SUPPLIED ENTRIES:
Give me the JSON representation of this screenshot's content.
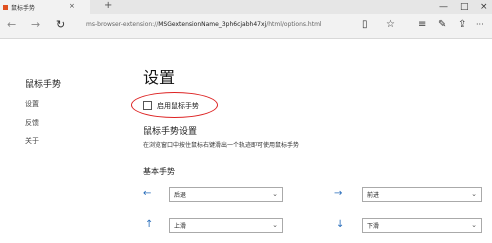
{
  "tab": {
    "title": "鼠标手势",
    "close": "×",
    "new_tab": "+"
  },
  "window": {
    "minimize": "—",
    "maximize": "□",
    "close": "×"
  },
  "nav": {
    "back": "←",
    "forward": "→",
    "refresh": "↻"
  },
  "address": {
    "prefix": "ms-browser-extension://",
    "bold": "MSGextensionName_3ph6cjabh47xj",
    "suffix": "/html/options.html"
  },
  "toolbar": {
    "reading_view": "▯",
    "favorite": "☆",
    "hub": "≡",
    "notes": "✎",
    "share": "⇪",
    "more": "···"
  },
  "sidebar": {
    "title": "鼠标手势",
    "items": [
      {
        "label": "设置"
      },
      {
        "label": "反馈"
      },
      {
        "label": "关于"
      }
    ]
  },
  "main": {
    "title": "设置",
    "enable_label": "启用鼠标手势",
    "enable_checked": false,
    "section_title": "鼠标手势设置",
    "section_desc": "在浏览窗口中按住鼠标右键滑出一个轨迹即可使用鼠标手势",
    "basic_title": "基本手势",
    "gestures": [
      {
        "arrow": "←",
        "value": "后退"
      },
      {
        "arrow": "→",
        "value": "前进"
      },
      {
        "arrow": "↑",
        "value": "上滑"
      },
      {
        "arrow": "↓",
        "value": "下滑"
      }
    ]
  },
  "colors": {
    "annotation": "#dd2222",
    "arrow": "#2a6ebb",
    "favicon": "#e05020"
  },
  "icons": [
    "tab-favicon-icon",
    "back-arrow-icon",
    "forward-arrow-icon",
    "refresh-icon",
    "reading-view-icon",
    "favorite-star-icon",
    "hub-icon",
    "web-note-icon",
    "share-icon",
    "more-icon",
    "chevron-down-icon"
  ]
}
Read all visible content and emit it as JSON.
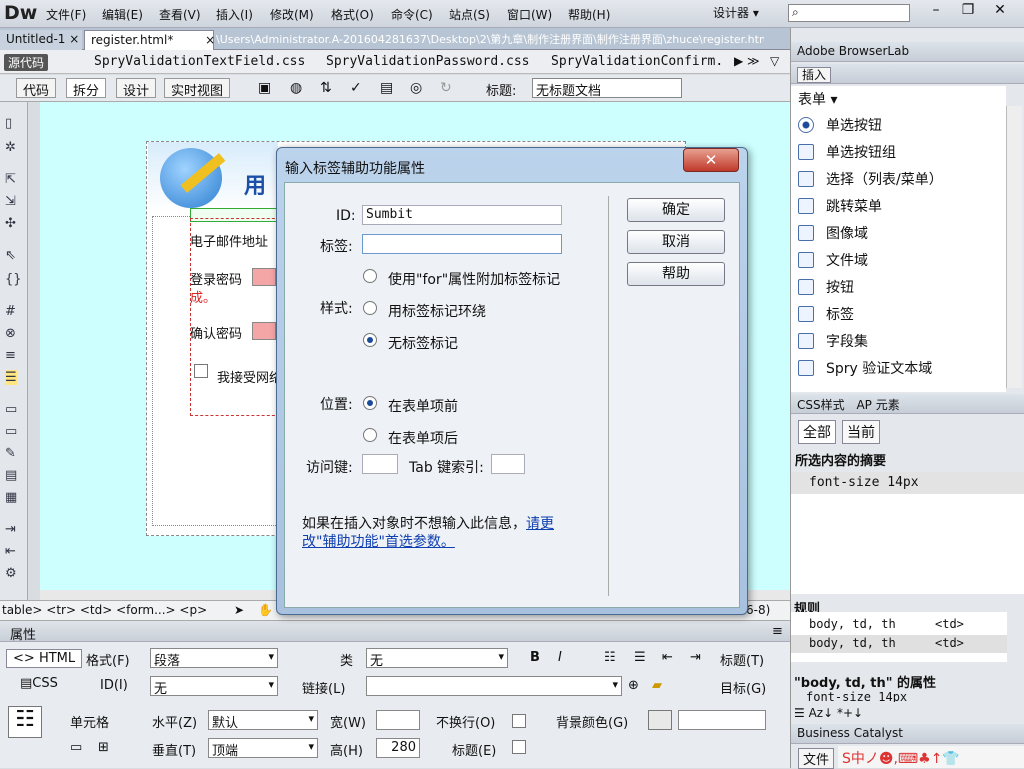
{
  "app": {
    "logo": "Dw",
    "designer": "设计器 ▾"
  },
  "menu": [
    "文件(F)",
    "编辑(E)",
    "查看(V)",
    "插入(I)",
    "修改(M)",
    "格式(O)",
    "命令(C)",
    "站点(S)",
    "窗口(W)",
    "帮助(H)"
  ],
  "window_controls": {
    "minimize": "–",
    "restore": "❐",
    "close": "✕"
  },
  "tabs": [
    {
      "label": "Untitled-1",
      "close": "×"
    },
    {
      "label": "register.html*",
      "close": "×"
    }
  ],
  "file_path": "\\Users\\Administrator.A-201604281637\\Desktop\\2\\第九章\\制作注册界面\\制作注册界面\\zhuce\\register.html",
  "related_files": {
    "source": "源代码",
    "files": [
      "SpryValidationTextField.css",
      "SpryValidationPassword.css",
      "SpryValidationConfirm."
    ]
  },
  "doc_toolbar": {
    "views": [
      "代码",
      "拆分",
      "设计",
      "实时视图"
    ],
    "title_label": "标题:",
    "title_value": "无标题文档"
  },
  "canvas": {
    "brand": "用",
    "fields": [
      "电子邮件地址",
      "登录密码",
      "确认密码"
    ],
    "error_fragment": "成。",
    "agree_fragment": "我接受网络"
  },
  "tag_selector": {
    "path": "table> <tr> <td> <form...> <p>",
    "zoom_fragment": "6-8)"
  },
  "properties": {
    "header": "属性",
    "html_btn": "HTML",
    "css_btn": "CSS",
    "format_label": "格式(F)",
    "format_value": "段落",
    "class_label": "类",
    "class_value": "无",
    "bold": "B",
    "italic": "I",
    "title_label": "标题(T)",
    "id_label": "ID(I)",
    "id_value": "无",
    "link_label": "链接(L)",
    "target_label": "目标(G)",
    "cell_label": "单元格",
    "horz_label": "水平(Z)",
    "horz_value": "默认",
    "width_label": "宽(W)",
    "nowrap_label": "不换行(O)",
    "bgcolor_label": "背景颜色(G)",
    "vert_label": "垂直(T)",
    "vert_value": "顶端",
    "height_label": "高(H)",
    "height_value": "280",
    "header_label": "标题(E)"
  },
  "right_panel": {
    "browserlab": "Adobe BrowserLab",
    "insert_tab": "插入",
    "category": "表单 ▾",
    "insert_items": [
      {
        "label": "单选按钮",
        "icon": "radio-icon"
      },
      {
        "label": "单选按钮组",
        "icon": "radio-group-icon"
      },
      {
        "label": "选择（列表/菜单）",
        "icon": "list-menu-icon"
      },
      {
        "label": "跳转菜单",
        "icon": "jump-menu-icon"
      },
      {
        "label": "图像域",
        "icon": "image-field-icon"
      },
      {
        "label": "文件域",
        "icon": "file-field-icon"
      },
      {
        "label": "按钮",
        "icon": "button-icon"
      },
      {
        "label": "标签",
        "icon": "label-icon"
      },
      {
        "label": "字段集",
        "icon": "fieldset-icon"
      },
      {
        "label": "Spry 验证文本域",
        "icon": "spry-textfield-icon"
      }
    ],
    "css_tab": "CSS样式",
    "ap_tab": "AP 元素",
    "all_btn": "全部",
    "current_btn": "当前",
    "summary_title": "所选内容的摘要",
    "summary_prop": "font-size  14px",
    "rules_title": "规则",
    "rules": [
      {
        "selector": "body, td, th",
        "tag": "<td>"
      },
      {
        "selector": "body, td, th",
        "tag": "<td>"
      }
    ],
    "props_title": "\"body, td, th\" 的属性",
    "props_fragment": "font-size  14px",
    "bc_header": "Business Catalyst",
    "files_tab": "文件",
    "ime": "S中ノ☻,⌨♣↑👕"
  },
  "dialog": {
    "title": "输入标签辅助功能属性",
    "close": "✕",
    "id_label": "ID:",
    "id_value": "Sumbit",
    "label_label": "标签:",
    "label_value": "",
    "style_label": "样式:",
    "style_options": [
      {
        "label": "使用\"for\"属性附加标签标记",
        "checked": false
      },
      {
        "label": "用标签标记环绕",
        "checked": false
      },
      {
        "label": "无标签标记",
        "checked": true
      }
    ],
    "position_label": "位置:",
    "position_options": [
      {
        "label": "在表单项前",
        "checked": true
      },
      {
        "label": "在表单项后",
        "checked": false
      }
    ],
    "accesskey_label": "访问键:",
    "tabindex_label": "Tab 键索引:",
    "note_text": "如果在插入对象时不想输入此信息，",
    "note_link": "请更改\"辅助功能\"首选参数。",
    "ok": "确定",
    "cancel": "取消",
    "help": "帮助"
  }
}
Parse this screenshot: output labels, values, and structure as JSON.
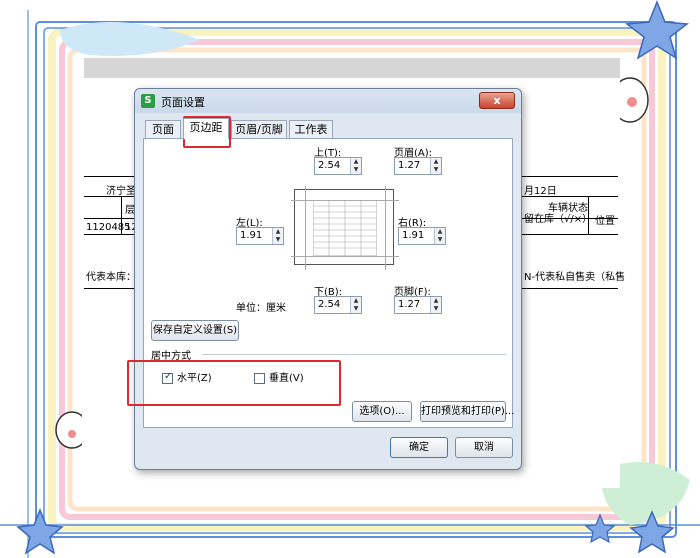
{
  "dialog": {
    "title": "页面设置",
    "app_icon_letter": "S",
    "close_label": "x"
  },
  "tabs": [
    {
      "label": "页面",
      "active": false
    },
    {
      "label": "页边距",
      "active": true
    },
    {
      "label": "页眉/页脚",
      "active": false
    },
    {
      "label": "工作表",
      "active": false
    }
  ],
  "margins": {
    "top": {
      "label": "上(T):",
      "value": "2.54"
    },
    "header": {
      "label": "页眉(A):",
      "value": "1.27"
    },
    "left": {
      "label": "左(L):",
      "value": "1.91"
    },
    "right": {
      "label": "右(R):",
      "value": "1.91"
    },
    "bottom": {
      "label": "下(B):",
      "value": "2.54"
    },
    "footer": {
      "label": "页脚(F):",
      "value": "1.27"
    },
    "unit_label": "单位：厘米"
  },
  "buttons": {
    "save_custom": "保存自定义设置(S)",
    "options": "选项(O)...",
    "print_preview": "打印预览和打印(P)...",
    "ok": "确定",
    "cancel": "取消"
  },
  "centering": {
    "group_label": "居中方式",
    "horizontal": {
      "label": "水平(Z)",
      "checked": true
    },
    "vertical": {
      "label": "垂直(V)",
      "checked": false
    }
  },
  "background_sheet": {
    "left_texts": [
      "济宁圣",
      "层",
      "1120485",
      "12"
    ],
    "right_texts": [
      "月12日",
      "车辆状态",
      "留在库（√/×）",
      "位置"
    ],
    "left_bottom_text": "代表本库：O",
    "right_bottom_text": "N-代表私自售卖（私售"
  },
  "colors": {
    "highlight_red": "#e0282f",
    "frame_blue": "#5b8fe0",
    "frame_pink": "#f3b6c8",
    "frame_yellow": "#f8efb0"
  }
}
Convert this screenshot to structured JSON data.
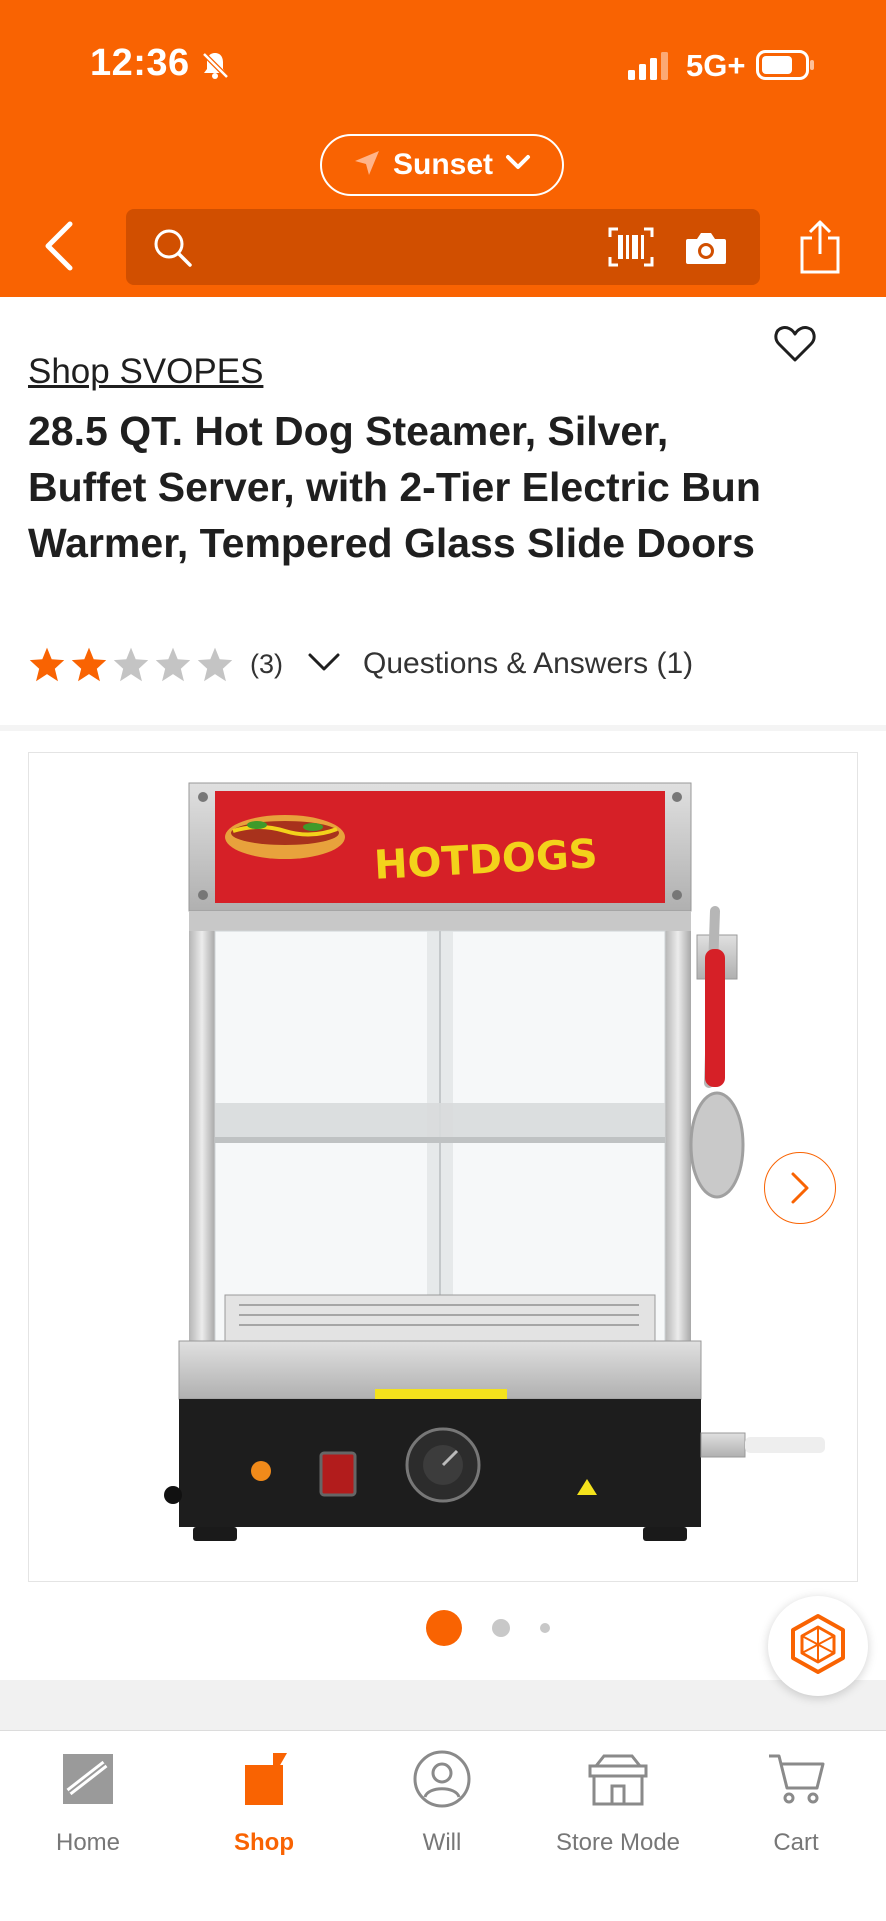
{
  "status_bar": {
    "time": "12:36",
    "network": "5G+"
  },
  "header": {
    "location": "Sunset",
    "search_placeholder": ""
  },
  "product": {
    "brand_link": "Shop SVOPES",
    "title": "28.5 QT. Hot Dog Steamer, Silver, Buffet Server, with 2-Tier Electric Bun Warmer, Tempered Glass Slide Doors",
    "rating": 2,
    "rating_max": 5,
    "review_count": "(3)",
    "qa_label": "Questions & Answers (1)"
  },
  "product_image": {
    "sign_text": "HOTDOGS",
    "carousel_total": 3,
    "carousel_index": 0
  },
  "tabs": [
    {
      "label": "Home",
      "icon": "home-depot-logo-icon"
    },
    {
      "label": "Shop",
      "icon": "shop-bag-icon"
    },
    {
      "label": "Will",
      "icon": "user-icon"
    },
    {
      "label": "Store Mode",
      "icon": "store-icon"
    },
    {
      "label": "Cart",
      "icon": "cart-icon"
    }
  ],
  "colors": {
    "brand_orange": "#f96302",
    "search_bg": "#d14f00",
    "star_empty": "#c4c4c4"
  }
}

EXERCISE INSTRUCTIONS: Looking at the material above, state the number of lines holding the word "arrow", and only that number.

SOLUTION TO THIS PROBLEM: 7